I think this thread is in danger over being "over-spec'ed" to death... it's always a danger when camera conversation evolves predominately into a discussion of "technical specs" rather than "looks." There are several people that I know on different (non-COW) forums that are the most knowledgeable people I've ever met when it comes to camera specs... they can discuss all the bits and pieces and particulars all day, from gamma curves to exposure latitudes to sensor bayering and everything in between. I am humbled at their sheer knowledge and they make me feel stupid. But you know what?... look a their work and you'll quickly see that two of these guys who are the most knowledgeable are (quite sadly) the most incompetent cinematographers you'd ever want to meet. They just have no eye for composition, framing, or even rudimentarily adequate lighting designs. Tech experts, they are... DPs, they are not.
Check and pay attention to all the technical goings-on, certainly. But in the end, when choosing a camera there are only two test instruments that really matter... your eyeballs.
So... while specs are important, its good not to wallow in them. Don't get bogged down in the science and end up sacrificing the art.
On a completely different note... as an extreme old-time host of this forum I'm really glad to see some lively traffic in here. It had been ghost town slow in the recent past.
Fantastic Plastic Entertainment, Inc.
Todd, you have pinpointed the problem we face today. Anybody can buy a cheap HD camera, turn it on and capture a good looking picture. But since 95% have no cinematic training, it ends of having no substance and creativity. And I have seen this even at the high level in broadcast TV and even features.
The plethora of low end people with HD cameras has created a glut of so called camera people or filmmakers who have no real idea what it takes.
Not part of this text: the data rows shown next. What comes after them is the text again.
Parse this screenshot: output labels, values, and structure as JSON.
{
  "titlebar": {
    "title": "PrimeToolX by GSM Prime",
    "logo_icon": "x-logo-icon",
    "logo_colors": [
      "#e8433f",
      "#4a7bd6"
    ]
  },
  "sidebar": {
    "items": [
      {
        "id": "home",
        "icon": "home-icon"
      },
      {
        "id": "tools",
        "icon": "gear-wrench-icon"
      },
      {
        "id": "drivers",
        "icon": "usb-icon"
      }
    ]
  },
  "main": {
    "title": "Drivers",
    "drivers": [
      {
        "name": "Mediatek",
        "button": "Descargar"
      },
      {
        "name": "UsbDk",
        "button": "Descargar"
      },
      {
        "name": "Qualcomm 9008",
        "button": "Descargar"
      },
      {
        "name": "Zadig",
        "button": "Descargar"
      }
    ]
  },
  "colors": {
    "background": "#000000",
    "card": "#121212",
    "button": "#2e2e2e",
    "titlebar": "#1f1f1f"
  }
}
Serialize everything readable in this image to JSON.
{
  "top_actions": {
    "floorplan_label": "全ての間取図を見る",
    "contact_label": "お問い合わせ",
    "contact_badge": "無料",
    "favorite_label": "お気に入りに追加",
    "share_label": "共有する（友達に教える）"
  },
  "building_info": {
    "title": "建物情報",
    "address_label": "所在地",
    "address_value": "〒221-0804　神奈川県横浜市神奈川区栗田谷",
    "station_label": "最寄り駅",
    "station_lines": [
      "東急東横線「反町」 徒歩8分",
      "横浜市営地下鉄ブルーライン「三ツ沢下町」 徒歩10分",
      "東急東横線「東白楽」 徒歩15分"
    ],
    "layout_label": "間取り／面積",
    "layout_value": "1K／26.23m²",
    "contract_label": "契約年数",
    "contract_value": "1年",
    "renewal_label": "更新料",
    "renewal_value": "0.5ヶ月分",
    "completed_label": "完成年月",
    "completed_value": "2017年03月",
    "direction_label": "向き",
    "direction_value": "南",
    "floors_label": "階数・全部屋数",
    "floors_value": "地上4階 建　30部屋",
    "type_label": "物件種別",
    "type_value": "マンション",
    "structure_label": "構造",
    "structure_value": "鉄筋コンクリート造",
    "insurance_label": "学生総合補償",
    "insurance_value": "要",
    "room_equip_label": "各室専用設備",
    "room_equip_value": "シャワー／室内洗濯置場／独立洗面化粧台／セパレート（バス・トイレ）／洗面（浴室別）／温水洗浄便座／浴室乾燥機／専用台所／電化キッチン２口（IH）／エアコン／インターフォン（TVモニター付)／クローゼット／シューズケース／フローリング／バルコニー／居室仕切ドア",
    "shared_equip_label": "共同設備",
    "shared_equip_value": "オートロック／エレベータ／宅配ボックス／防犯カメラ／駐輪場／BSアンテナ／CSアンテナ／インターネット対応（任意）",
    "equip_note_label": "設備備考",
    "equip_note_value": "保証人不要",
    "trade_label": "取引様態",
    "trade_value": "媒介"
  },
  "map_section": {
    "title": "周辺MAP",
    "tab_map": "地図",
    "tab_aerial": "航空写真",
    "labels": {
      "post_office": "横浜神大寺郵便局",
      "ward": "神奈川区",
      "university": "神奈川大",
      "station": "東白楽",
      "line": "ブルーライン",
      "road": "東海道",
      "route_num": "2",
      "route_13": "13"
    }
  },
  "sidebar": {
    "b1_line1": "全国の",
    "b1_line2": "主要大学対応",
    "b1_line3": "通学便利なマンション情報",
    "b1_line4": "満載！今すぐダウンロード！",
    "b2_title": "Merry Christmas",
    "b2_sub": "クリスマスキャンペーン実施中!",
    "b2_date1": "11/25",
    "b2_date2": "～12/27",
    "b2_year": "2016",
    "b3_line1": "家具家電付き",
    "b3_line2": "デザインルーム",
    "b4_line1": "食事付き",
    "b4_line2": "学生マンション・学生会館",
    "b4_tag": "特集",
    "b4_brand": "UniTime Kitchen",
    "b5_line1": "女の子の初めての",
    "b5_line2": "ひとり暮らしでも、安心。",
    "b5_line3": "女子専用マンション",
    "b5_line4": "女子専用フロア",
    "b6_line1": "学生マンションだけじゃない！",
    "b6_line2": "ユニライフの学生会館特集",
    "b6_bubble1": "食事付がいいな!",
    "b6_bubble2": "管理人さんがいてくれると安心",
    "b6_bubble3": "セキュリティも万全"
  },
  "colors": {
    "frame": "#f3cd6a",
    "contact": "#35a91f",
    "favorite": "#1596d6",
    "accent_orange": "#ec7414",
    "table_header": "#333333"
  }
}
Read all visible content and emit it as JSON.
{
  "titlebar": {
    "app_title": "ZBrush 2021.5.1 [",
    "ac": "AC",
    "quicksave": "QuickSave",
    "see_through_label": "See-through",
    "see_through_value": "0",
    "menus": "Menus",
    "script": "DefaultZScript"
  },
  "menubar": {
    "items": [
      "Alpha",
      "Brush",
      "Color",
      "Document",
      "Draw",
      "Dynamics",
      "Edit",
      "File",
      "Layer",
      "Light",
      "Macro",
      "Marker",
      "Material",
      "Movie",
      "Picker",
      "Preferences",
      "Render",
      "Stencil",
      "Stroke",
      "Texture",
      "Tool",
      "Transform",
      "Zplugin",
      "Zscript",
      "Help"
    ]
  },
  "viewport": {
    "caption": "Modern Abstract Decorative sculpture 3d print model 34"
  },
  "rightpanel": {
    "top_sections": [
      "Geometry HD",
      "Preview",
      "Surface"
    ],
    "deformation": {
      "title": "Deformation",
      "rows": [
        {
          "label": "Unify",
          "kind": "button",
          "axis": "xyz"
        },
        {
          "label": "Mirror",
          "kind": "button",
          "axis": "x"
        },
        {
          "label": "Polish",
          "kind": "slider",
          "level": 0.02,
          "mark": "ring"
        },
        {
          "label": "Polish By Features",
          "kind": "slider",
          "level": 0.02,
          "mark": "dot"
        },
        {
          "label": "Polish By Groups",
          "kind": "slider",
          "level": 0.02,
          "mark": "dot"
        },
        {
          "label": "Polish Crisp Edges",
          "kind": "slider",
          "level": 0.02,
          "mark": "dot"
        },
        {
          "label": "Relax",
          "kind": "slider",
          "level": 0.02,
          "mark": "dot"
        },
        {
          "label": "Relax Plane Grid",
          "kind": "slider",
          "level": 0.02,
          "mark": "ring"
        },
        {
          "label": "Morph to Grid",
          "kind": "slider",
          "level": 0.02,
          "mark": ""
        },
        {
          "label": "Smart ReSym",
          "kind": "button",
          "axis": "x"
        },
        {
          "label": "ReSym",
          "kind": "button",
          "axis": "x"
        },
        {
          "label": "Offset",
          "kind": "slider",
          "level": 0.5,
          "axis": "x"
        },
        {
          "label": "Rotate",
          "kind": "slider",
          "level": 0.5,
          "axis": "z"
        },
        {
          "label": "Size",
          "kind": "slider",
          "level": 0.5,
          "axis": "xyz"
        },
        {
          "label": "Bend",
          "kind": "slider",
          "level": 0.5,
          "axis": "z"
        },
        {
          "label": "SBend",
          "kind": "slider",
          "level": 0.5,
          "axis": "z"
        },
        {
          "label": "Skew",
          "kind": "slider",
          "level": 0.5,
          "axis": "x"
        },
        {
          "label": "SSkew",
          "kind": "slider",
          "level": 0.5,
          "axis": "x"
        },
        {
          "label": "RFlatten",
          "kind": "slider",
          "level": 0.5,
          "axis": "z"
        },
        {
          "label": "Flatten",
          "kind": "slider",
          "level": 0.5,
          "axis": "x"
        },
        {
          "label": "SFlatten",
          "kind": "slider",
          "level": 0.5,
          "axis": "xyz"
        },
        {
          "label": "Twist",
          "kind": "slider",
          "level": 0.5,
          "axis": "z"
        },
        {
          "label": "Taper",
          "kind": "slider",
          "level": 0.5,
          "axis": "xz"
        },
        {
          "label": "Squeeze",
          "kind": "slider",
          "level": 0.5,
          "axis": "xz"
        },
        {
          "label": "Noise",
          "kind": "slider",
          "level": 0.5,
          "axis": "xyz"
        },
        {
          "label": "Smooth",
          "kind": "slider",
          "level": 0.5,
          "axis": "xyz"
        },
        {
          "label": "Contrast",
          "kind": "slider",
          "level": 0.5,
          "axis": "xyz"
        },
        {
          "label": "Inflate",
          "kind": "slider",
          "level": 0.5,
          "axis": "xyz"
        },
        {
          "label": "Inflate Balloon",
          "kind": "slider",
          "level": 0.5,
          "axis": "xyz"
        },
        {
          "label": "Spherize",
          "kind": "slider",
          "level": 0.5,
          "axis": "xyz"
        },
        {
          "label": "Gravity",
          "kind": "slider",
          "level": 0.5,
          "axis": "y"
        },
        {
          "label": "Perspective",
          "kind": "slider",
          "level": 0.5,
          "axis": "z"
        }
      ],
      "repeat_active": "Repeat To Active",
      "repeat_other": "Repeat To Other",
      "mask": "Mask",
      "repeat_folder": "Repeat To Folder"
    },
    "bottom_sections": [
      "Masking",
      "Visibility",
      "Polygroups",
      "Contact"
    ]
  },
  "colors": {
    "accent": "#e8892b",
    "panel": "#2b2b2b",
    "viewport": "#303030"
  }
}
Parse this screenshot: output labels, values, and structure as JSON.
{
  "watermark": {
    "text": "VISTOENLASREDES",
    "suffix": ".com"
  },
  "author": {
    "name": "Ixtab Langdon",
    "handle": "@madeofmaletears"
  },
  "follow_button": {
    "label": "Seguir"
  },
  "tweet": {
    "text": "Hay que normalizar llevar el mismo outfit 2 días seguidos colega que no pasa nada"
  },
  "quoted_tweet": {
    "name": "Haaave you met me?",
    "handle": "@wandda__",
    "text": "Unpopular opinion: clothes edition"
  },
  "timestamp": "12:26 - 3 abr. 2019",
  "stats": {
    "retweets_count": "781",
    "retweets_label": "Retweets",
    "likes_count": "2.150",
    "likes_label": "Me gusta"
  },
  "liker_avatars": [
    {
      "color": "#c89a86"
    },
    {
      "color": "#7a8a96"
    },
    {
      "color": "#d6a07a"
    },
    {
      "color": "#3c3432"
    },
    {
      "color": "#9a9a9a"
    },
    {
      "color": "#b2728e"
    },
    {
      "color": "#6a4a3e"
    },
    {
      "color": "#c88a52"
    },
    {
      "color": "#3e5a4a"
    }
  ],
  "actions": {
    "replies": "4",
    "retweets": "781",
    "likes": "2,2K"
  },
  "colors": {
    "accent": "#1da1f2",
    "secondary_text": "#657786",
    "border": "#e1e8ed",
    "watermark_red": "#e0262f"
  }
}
This has impacted our business at the low end, but a lot of these clients probably wouldn't use video at all for their products if it didn't cost only $500.
And the over concern with tech is BS. In film school, in the real world, we shot some great stuff using an Arri IIC or BL because we know how to do it to move the story along. I'm afraid story is a lost concept today.
I will get in touch with you when you get the Sony. BTW, does Sony have similar picture adjustments as do Canons', for example adjusting the gamma, knee, blacks, color, etc. I think is a big part of Canon's strong picture quality output.
There are various gamma settings available in most of Sony's professional cameras, including settings for the knee and blacks. The FS7 allows you to load LUTs that you can either view only in the viewfinder or bake into the footage--part of the reason I got it. I will likely shoot with a base Rec.709 LUT on the Log footage for a lot of my day-to-day corporate talking head stuff, but when I have a more documentary or narrative project, that's where shooting flat will be a bonus for me.
Todd, I agree with you that it's not ALL about specs...but things like 10-bit 4:2:2 vs 8-bit can get important really fast if you need the ability to create looks in post.
But yes, a camera isn't good unless it has a good driver!